JAGflyer From Canada, joined Aug 2004, 3754 posts, RR: 4 Posted (3 years 4 months 5 days 12 hours ago) and read 3575 times:
Everyone here loves the "Channel 9" option on the UA and now CO fleet. For those who do not know, Channel 9 is a direct broadcast of the active ATC channel from the cockpit. My question is how does this system work and how does the pilot turn Channel 9 off (nothing to hear) or on? From what I would imagine, the Channel 9 output is controlled the same way the pilot would broadcast VHF/HF audio to either the cockpit speakers, boom mic headset (when using the oxygen mask) or to their headset. Is one of the knobs on the audio panel used to control if Channel 9 is working? Can one of the UA pilots or mechanics explain the technical aspect of the system?

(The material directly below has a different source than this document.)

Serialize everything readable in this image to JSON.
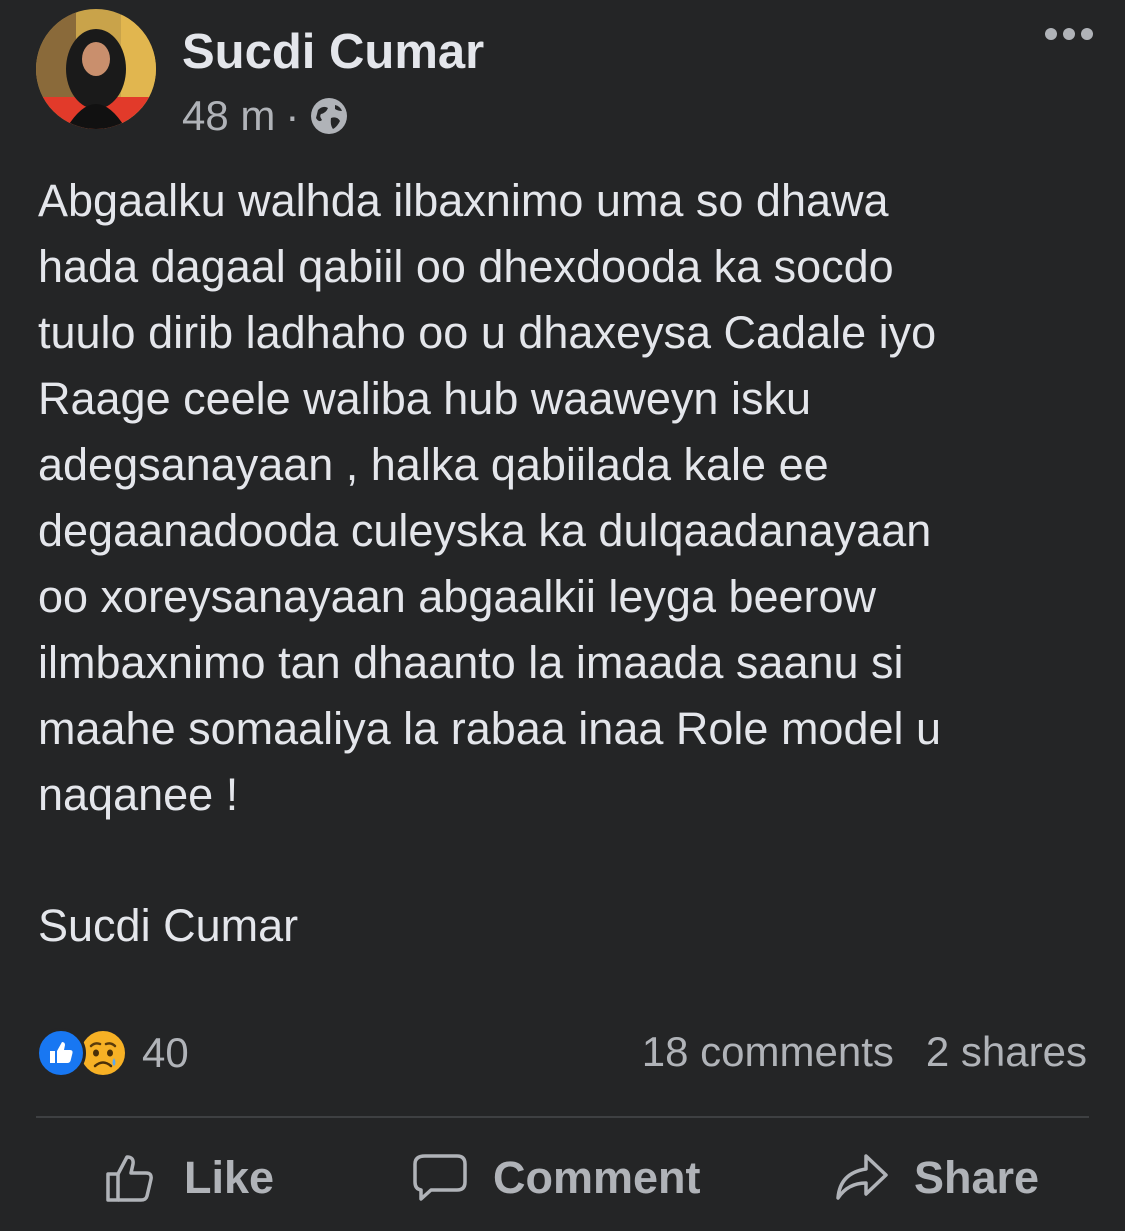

Here is an audio panel from a 737. When you want to allow audio from the respective radio to be heard you can push the knob and it'll pop up. You turn it left or right to adjust the volume. The SPKR is selected when you wish to remove your headset and still hear the audio over the cockpit speakers. The MIC SEL panel selects which radio you are transmitting on (you may listen to multiple radios but you can only transmit on one at a time). Selecting PA is what will allow the pilot to make announcements to the cabin. FLT is for speaking to FAs on the cabin interphone and SVC is for the "cockpit to ground" communication via the service panel (used during pushback).
[Edited 2013-01-22 19:04:26]
Support the beer and soda can industry, recycle old airplanes!
apodino From United States of America, joined Apr 2005, 4500 posts, RR: 5
Reply 3, posted (3 years 4 months 4 days 23 hours ago) and read 3464 times:
Quoting JAGflyer (Reply 2): Would that not mean the conversations via the flight interphone would be broadcast on Channel 9 as well? "Betty, we need more ice and peanuts back here".
No because on the audio panel you select what is actually heard. Notice the Flt and Svc are up...meaning they aren't being listened to. In this example, only VHF radio 1 is selected to be heard, and VHF 1 is usually the one they talk to ATC on though this can change. For example, I flew into LGA during the Subway Strike one time and the captain turned on a local NY AM station on the ADF and selected the ADF on instead of the VHF so we could listen to radio coverage of the event.
Also...there are other planes that have the OBS Audio entertainment switch. This is what allows the audio panel to pipe into channel 9. If it is selected off, a jumpseater can still listen using the Audio panel, but it won't be heard in the back on Channel 9. When I have jumpseated, the pilots have reminded me to be careful with my audio panel for that very reason.